The chain qualifier is critical, and rebuts the argument that this requirement will drive out of business mom & pop restaurants that somehow can’t afford a one-time assessment of their menu’s caloric contents. Further, this provision both comports with federal law, and falls in line with traditional disclosure requirements we expect of other products presenting hidden dangers.
In Heart of Atlanta Motel v. U.S., 379 U.S. 241 (1964) the Supreme Court upheld the validity of the exercise of commerce clause authority over restaurants, yes, and businesses whose interactions with interstate commerce arise only from so much as the purchase of ingredients or solicitation of business from outside the state’s borders. A strained interpretation, maybe, but instrumentally, it prevents facilities from legally “blackholing” themselves to avoid federal law. This is probably a good thing.

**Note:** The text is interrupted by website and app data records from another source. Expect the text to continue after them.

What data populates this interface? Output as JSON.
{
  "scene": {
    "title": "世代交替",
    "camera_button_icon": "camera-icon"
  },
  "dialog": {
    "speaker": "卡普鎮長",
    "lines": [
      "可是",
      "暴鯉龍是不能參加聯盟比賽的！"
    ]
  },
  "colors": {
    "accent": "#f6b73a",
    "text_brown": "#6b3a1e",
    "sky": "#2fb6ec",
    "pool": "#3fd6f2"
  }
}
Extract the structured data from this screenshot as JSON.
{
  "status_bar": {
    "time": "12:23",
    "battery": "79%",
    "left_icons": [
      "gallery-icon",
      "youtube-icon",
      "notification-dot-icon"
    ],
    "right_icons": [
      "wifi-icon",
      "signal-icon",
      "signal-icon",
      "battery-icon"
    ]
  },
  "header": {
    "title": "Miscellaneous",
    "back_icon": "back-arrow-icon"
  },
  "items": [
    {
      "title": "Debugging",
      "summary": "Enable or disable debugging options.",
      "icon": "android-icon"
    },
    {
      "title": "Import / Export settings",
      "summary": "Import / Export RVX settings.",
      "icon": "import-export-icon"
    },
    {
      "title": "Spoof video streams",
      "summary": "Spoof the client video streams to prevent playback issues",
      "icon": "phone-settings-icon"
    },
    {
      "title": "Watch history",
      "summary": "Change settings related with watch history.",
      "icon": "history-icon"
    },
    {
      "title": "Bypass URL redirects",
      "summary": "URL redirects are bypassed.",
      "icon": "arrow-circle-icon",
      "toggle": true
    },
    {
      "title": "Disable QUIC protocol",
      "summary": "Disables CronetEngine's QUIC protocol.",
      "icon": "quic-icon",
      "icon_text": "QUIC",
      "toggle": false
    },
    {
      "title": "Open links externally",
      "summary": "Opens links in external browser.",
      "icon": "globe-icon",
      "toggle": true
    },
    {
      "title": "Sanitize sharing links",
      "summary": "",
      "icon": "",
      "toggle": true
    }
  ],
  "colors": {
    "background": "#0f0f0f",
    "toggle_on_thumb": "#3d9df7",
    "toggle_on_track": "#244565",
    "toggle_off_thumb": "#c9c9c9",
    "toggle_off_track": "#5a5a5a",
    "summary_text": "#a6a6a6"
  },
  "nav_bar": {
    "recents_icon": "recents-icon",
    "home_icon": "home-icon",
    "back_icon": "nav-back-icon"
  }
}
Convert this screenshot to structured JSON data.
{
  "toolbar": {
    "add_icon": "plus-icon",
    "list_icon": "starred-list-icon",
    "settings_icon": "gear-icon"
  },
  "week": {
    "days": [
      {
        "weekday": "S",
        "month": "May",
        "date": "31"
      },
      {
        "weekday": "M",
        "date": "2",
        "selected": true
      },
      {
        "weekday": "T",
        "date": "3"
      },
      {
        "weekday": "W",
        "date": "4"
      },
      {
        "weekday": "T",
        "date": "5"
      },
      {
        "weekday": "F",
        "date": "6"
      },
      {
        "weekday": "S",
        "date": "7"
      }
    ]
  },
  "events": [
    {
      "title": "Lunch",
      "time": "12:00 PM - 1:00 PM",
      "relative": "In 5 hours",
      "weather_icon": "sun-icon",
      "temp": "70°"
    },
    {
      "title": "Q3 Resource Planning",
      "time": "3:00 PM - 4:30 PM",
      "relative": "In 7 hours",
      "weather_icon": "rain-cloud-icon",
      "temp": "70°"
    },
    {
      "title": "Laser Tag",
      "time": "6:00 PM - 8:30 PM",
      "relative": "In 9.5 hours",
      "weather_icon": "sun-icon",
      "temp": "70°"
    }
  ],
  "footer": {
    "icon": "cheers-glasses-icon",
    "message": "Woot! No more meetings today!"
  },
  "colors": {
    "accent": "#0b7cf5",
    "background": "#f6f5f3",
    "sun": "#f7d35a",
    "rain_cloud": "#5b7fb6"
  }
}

Further, menu-printed calorie disclosures will probably duplicate information available on the internet — as in the case of, say, Chili’s or McDonald’s. But where a manufacturer or designer possesses material information that Congress determines should also be known by the consumer, we’ve only rarely permitted companies to divorce disclosure from consumption. We can assume, for example, that any smoker will know that smoking causes cancer; yet we require conspicuous, on-package labeling. We can further assume that most investors with even a quantum of common sense will look up a company online before buying its stock. But only “well-known, seasoned issuers” can comply with Securities Act disclosure requirements by putting their prospectuses online, or by incorporation-by-reference. We always demand that a marketer frontload disclosures.
The only material distinction between cigarettes, financial products, and food is that we’ve only recently begun to regard food as potentially dangerous. If that’s the issue conservatives want to fight, we should be clear about where, exactly, the battlefield lies.
To close, let’s return to the limited scope of this provision: in my admittedly short life, I’ve been fortunate enough to come to know, fairly well, areas ranging from major metropoles, to second-cities, county seats, and small towns. In each, the only restaurants I’ve run across that could ever check the “20 or more locations” box are national chains. Regional chains will only rarely rise to that level (southern favorite Mellow Mushroom does; but below that level, not even Sinclair’s, a pervasive Alabama presence, will) and local gems (Taqueria Del Sol in Atlanta, Storm’s in Hamilton, TX) fall well below the reporting threshold. Don’t let conservatives convince you they’re going to bad for the little guy. As always, he’s last on their mind.